Ansari advances two other non-meritorious arguments for reversal.
First, he maintains that the bankruptcy court made a crucial factual error in describing the timing of the state court's imposition of punitive damages. The bankruptcy court denied summary judgment as to the punitive damages award because it found punitive damages “were granted post-petition and were not enacted at that time.” Ansari argues that this statement demonstrates that the bankruptcy court thought that only the punitive damages were awarded after the default judgment (“post-petition”), when actually both the compensatory and punitive damages were awarded after the entry of the default judgment. The bankruptcy court's reference to “post-petition” may only have been intended to signify that the punitive damages were awarded separately and after the compensatory damages. Even if the bankruptcy court did confuse the timing of the punitive damage award, the treatment of that award is not before us. The bankruptcy court evidenced no confusion as to the timing of the compensatory damage award and even if it had, Ansari has failed to demonstrate how such confusion would affect any legal conclusion at issue here.

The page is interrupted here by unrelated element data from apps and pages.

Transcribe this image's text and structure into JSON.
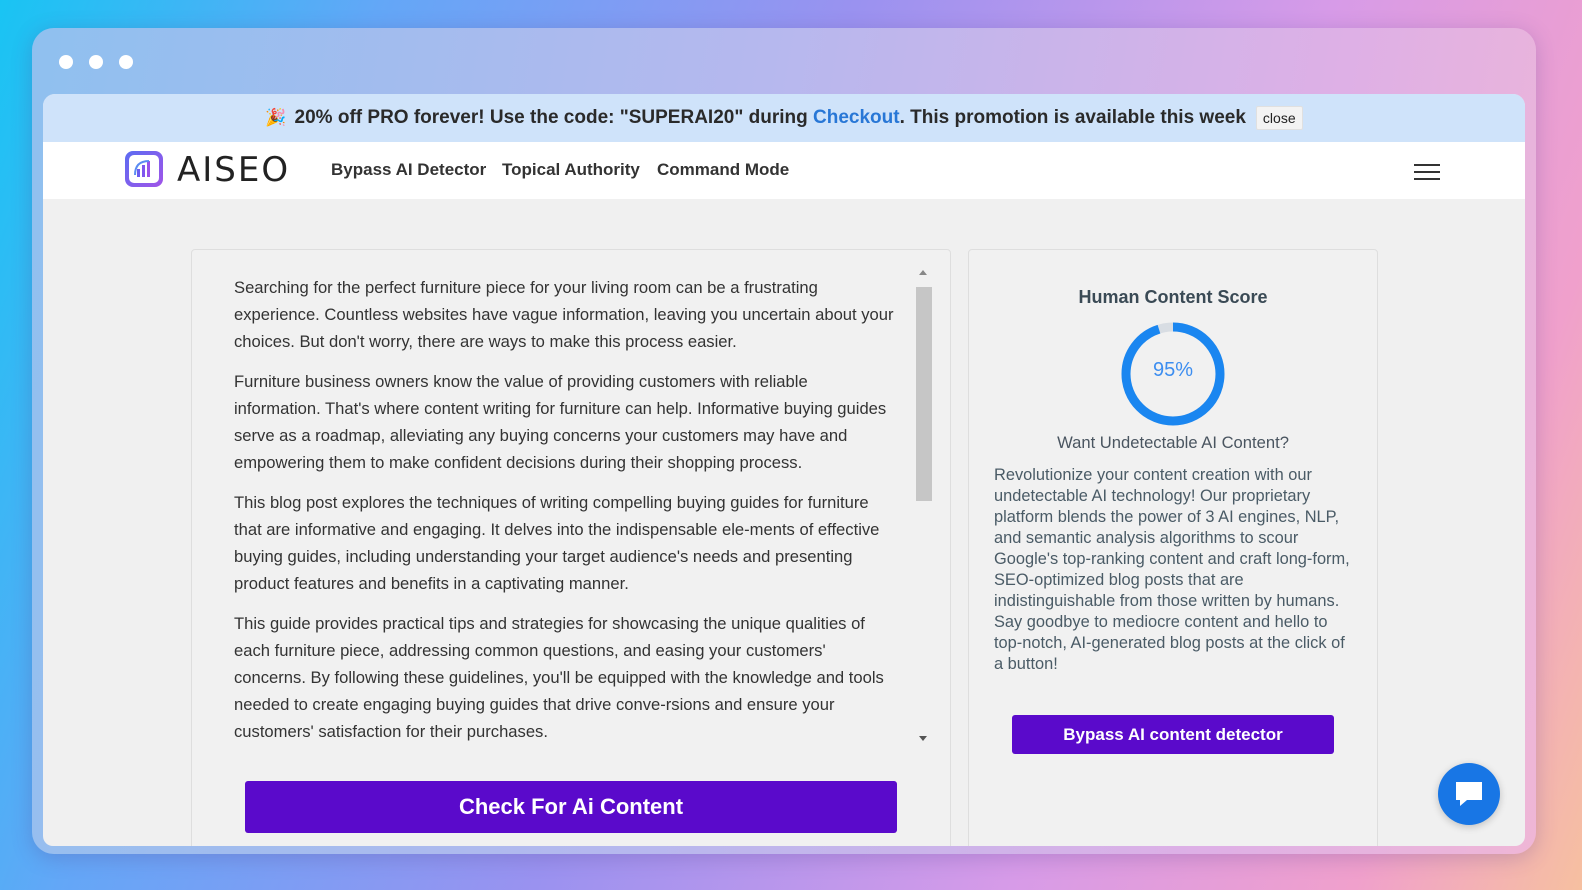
{
  "promo": {
    "icon": "party-popper-icon",
    "emoji": "🎉",
    "text_before": "20% off PRO forever! Use the code: \"SUPERAI20\" during ",
    "link": "Checkout",
    "text_after": ". This promotion is available this week",
    "close_label": "close"
  },
  "brand": {
    "name": "AISEO"
  },
  "nav": {
    "links": [
      "Bypass AI Detector",
      "Topical Authority",
      "Command Mode"
    ]
  },
  "editor": {
    "paragraphs": [
      "Searching for the perfect furniture piece for your living room can be a frustrating experience. Countless websites have vague information, leaving you uncertain about your choices. But don't worry, there are ways to make this process easier.",
      "Furniture business owners know the value of providing customers with reliable information. That's where content writing for furniture can help. Informative buying guides serve as a roadmap, alleviating any buying concerns your customers may have and empowering them to make confident decisions during their shopping process.",
      "This blog post explores the techniques of writing compelling buying guides for furniture that are informative and engaging. It delves into the indispensable ele-ments of effective buying guides, including understanding your target audience's needs and presenting product features and benefits in a captivating manner.",
      "This guide provides practical tips and strategies for showcasing the unique qualities of each furniture piece, addressing common questions, and easing your customers' concerns. By following these guidelines, you'll be equipped with the knowledge and tools needed to create engaging buying guides that drive conve-rsions and ensure your customers' satisfaction for their purchases."
    ],
    "check_button": "Check For Ai Content"
  },
  "score": {
    "title": "Human Content Score",
    "value": 95,
    "label": "95%",
    "ring_color": "#1a86f0",
    "track_color": "#d8dde3",
    "subtitle": "Want Undetectable AI Content?",
    "description": "Revolutionize your content creation with our undetectable AI technology! Our proprietary platform blends the power of 3 AI engines, NLP, and semantic analysis algorithms to scour Google's top-ranking content and craft long-form, SEO-optimized blog posts that are indistinguishable from those written by humans. Say goodbye to mediocre content and hello to top-notch, AI-generated blog posts at the click of a button!",
    "bypass_button": "Bypass AI content detector"
  },
  "colors": {
    "primary_button": "#5a0acb",
    "link": "#2877d6",
    "chat": "#1876e5"
  },
  "chat": {
    "icon": "chat-icon"
  }
}
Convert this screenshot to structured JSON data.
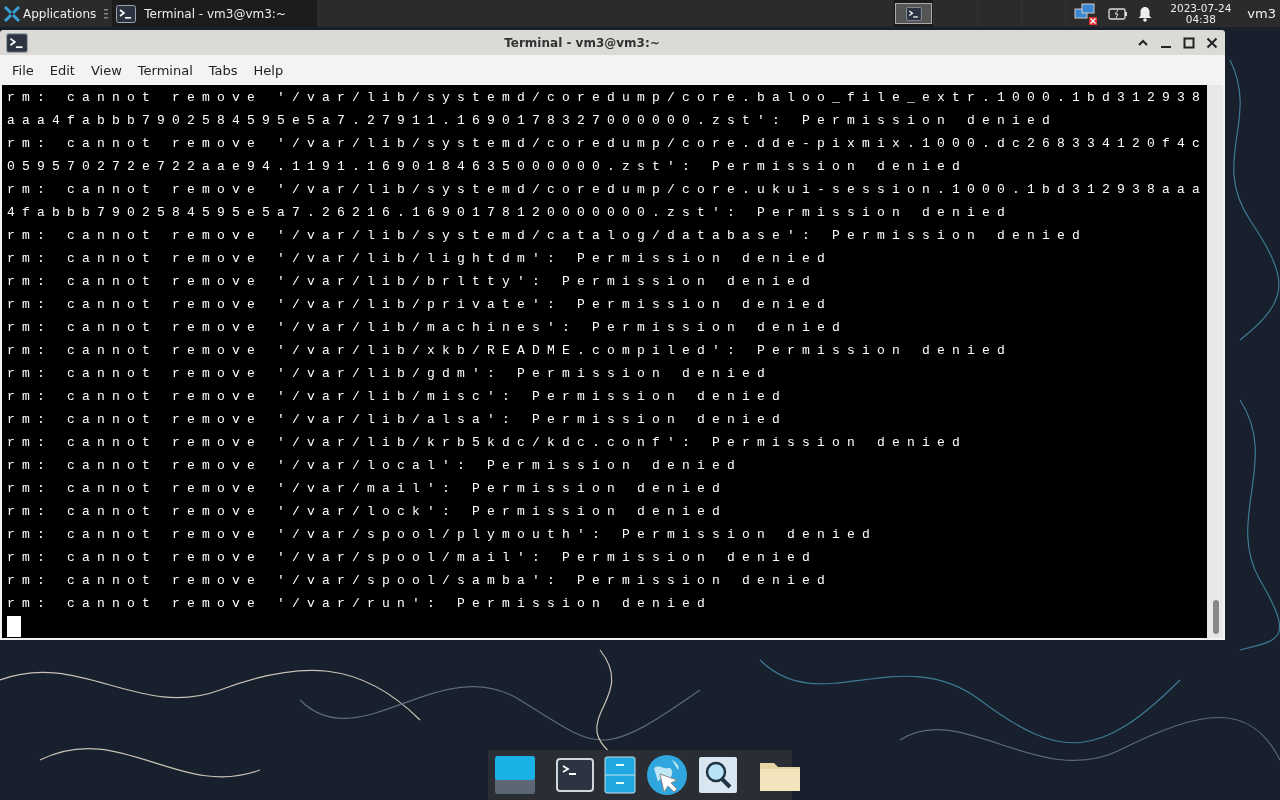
{
  "panel": {
    "apps_label": "Applications",
    "tasks": [
      {
        "title": "Terminal - vm3@vm3:~",
        "selected": true
      }
    ],
    "workspaces": [
      {
        "selected": true
      },
      {
        "selected": false
      },
      {
        "selected": false
      },
      {
        "selected": false
      }
    ],
    "clock": {
      "date": "2023-07-24",
      "time": "04:38"
    },
    "user": "vm3"
  },
  "window": {
    "title": "Terminal - vm3@vm3:~",
    "menu": [
      "File",
      "Edit",
      "View",
      "Terminal",
      "Tabs",
      "Help"
    ],
    "lines": [
      "rm: cannot remove '/var/lib/systemd/coredump/core.baloo_file_extr.1000.1bd312938",
      "aaa4fabbb7902584595e5a7.27911.1690178327000000.zst': Permission denied",
      "rm: cannot remove '/var/lib/systemd/coredump/core.dde-pixmix.1000.dc268334120f4c",
      "059570272e722aae94.1191.1690184635000000.zst': Permission denied",
      "rm: cannot remove '/var/lib/systemd/coredump/core.ukui-session.1000.1bd312938aaa",
      "4fabbb7902584595e5a7.26216.1690178120000000.zst': Permission denied",
      "rm: cannot remove '/var/lib/systemd/catalog/database': Permission denied",
      "rm: cannot remove '/var/lib/lightdm': Permission denied",
      "rm: cannot remove '/var/lib/brltty': Permission denied",
      "rm: cannot remove '/var/lib/private': Permission denied",
      "rm: cannot remove '/var/lib/machines': Permission denied",
      "rm: cannot remove '/var/lib/xkb/README.compiled': Permission denied",
      "rm: cannot remove '/var/lib/gdm': Permission denied",
      "rm: cannot remove '/var/lib/misc': Permission denied",
      "rm: cannot remove '/var/lib/alsa': Permission denied",
      "rm: cannot remove '/var/lib/krb5kdc/kdc.conf': Permission denied",
      "rm: cannot remove '/var/local': Permission denied",
      "rm: cannot remove '/var/mail': Permission denied",
      "rm: cannot remove '/var/lock': Permission denied",
      "rm: cannot remove '/var/spool/plymouth': Permission denied",
      "rm: cannot remove '/var/spool/mail': Permission denied",
      "rm: cannot remove '/var/spool/samba': Permission denied",
      "rm: cannot remove '/var/run': Permission denied"
    ]
  }
}
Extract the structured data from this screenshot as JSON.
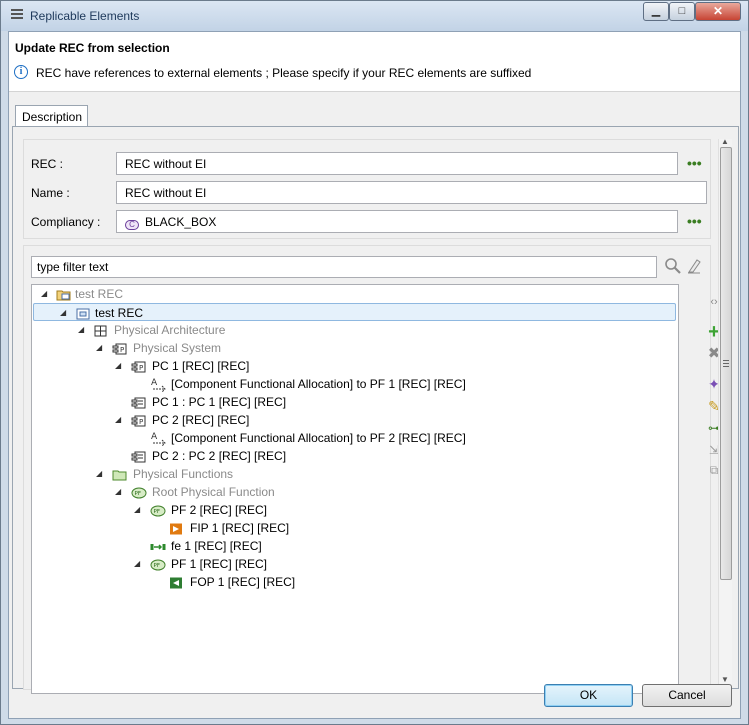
{
  "window": {
    "title": "Replicable Elements",
    "minimize": "▁",
    "maximize": "□",
    "close": "✕"
  },
  "header": {
    "title": "Update REC from selection",
    "info": "REC have references to external elements ; Please specify if your REC elements are suffixed",
    "info_icon": "info-icon"
  },
  "tabs": [
    {
      "label": "Description"
    }
  ],
  "form": {
    "rec_label": "REC :",
    "rec_value": "REC without EI",
    "rec_more": "•••",
    "name_label": "Name :",
    "name_value": "REC without EI",
    "compliancy_label": "Compliancy :",
    "compliancy_icon_letter": "C",
    "compliancy_value": "BLACK_BOX",
    "compliancy_more": "•••"
  },
  "filter": {
    "placeholder": "type filter text"
  },
  "tree": [
    {
      "label": "test REC",
      "muted": true,
      "icon": "folder-rec-icon",
      "expanded": true
    },
    {
      "label": "test REC",
      "selected": true,
      "icon": "rec-icon",
      "expanded": true
    },
    {
      "label": "Physical Architecture",
      "muted": true,
      "icon": "architecture-icon",
      "expanded": true
    },
    {
      "label": "Physical System",
      "muted": true,
      "icon": "component-icon",
      "expanded": true
    },
    {
      "label": "PC 1 [REC] [REC]",
      "icon": "component-icon",
      "expanded": true
    },
    {
      "label": "[Component Functional Allocation] to PF 1 [REC] [REC]",
      "icon": "allocation-icon"
    },
    {
      "label": "PC 1 : PC 1 [REC] [REC]",
      "icon": "part-icon"
    },
    {
      "label": "PC 2 [REC] [REC]",
      "icon": "component-icon",
      "expanded": true
    },
    {
      "label": "[Component Functional Allocation] to PF 2 [REC] [REC]",
      "icon": "allocation-icon"
    },
    {
      "label": "PC 2 : PC 2 [REC] [REC]",
      "icon": "part-icon"
    },
    {
      "label": "Physical Functions",
      "muted": true,
      "icon": "folder-icon",
      "expanded": true
    },
    {
      "label": "Root Physical Function",
      "muted": true,
      "icon": "function-icon",
      "expanded": true
    },
    {
      "label": "PF 2 [REC] [REC]",
      "icon": "function-icon",
      "expanded": true
    },
    {
      "label": "FIP 1 [REC] [REC]",
      "icon": "input-port-icon"
    },
    {
      "label": "fe 1 [REC] [REC]",
      "icon": "exchange-icon"
    },
    {
      "label": "PF 1 [REC] [REC]",
      "icon": "function-icon",
      "expanded": true
    },
    {
      "label": "FOP 1 [REC] [REC]",
      "icon": "output-port-icon"
    }
  ],
  "buttons": {
    "ok": "OK",
    "cancel": "Cancel"
  },
  "colors": {
    "accent": "#3c7fb1",
    "tree_selection": "#e5f1fb",
    "more_dots": "#3a7d22"
  }
}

Finally, Ansari asserts reversal is required because the bankruptcy court erroneously referred to “res judicata” in its oral ruling instead of collateral estoppel. The bankruptcy court did mention the wrong legal doctrine. Res judicata prohibits relitigation of an identical legal claim. See Keith v. Aldridge, 900 F.2d 736, 739 (4th Cir.1990). Collateral estoppel, by contrast, bars relitigation of the same issue. See Raynor, 922 F.2d at 1149. Pahlavi's claim in the bankruptcy court—that Ansari's debt to him is nondischargeable—is certainly different from Pahlavi's claim in state court—that Ansari defrauded Pahlavi and breached fiduciary duties owed to Pahlavi. Thus the correct preclusion principle in this case is collateral estoppel, and not res judicata.
However, the bankruptcy court's error in terminology is of no consequence since the court did not erroneously apply res judicata principles. The bankruptcy court did not hold that the state court default judgment barred the parties from relitigating the legal claim of dischargeability. Instead, the court properly applied collateral estoppel principles, holding that the state court had previously decided the legal issues of fiduciary status and fraud, and prohibiting the parties from relitigating those issues. Therefore, the bankruptcy court actually performed a collateral estoppel analysis, albeit characterizing it as res judicata. Because the bankruptcy court applied the correct analysis, its only error was one of semantics and provides no basis for reversal.
Affirmed by published opinion. Judge MOTZ wrote the opinion, in which Judge RUSSELL and Judge WILKINS joined.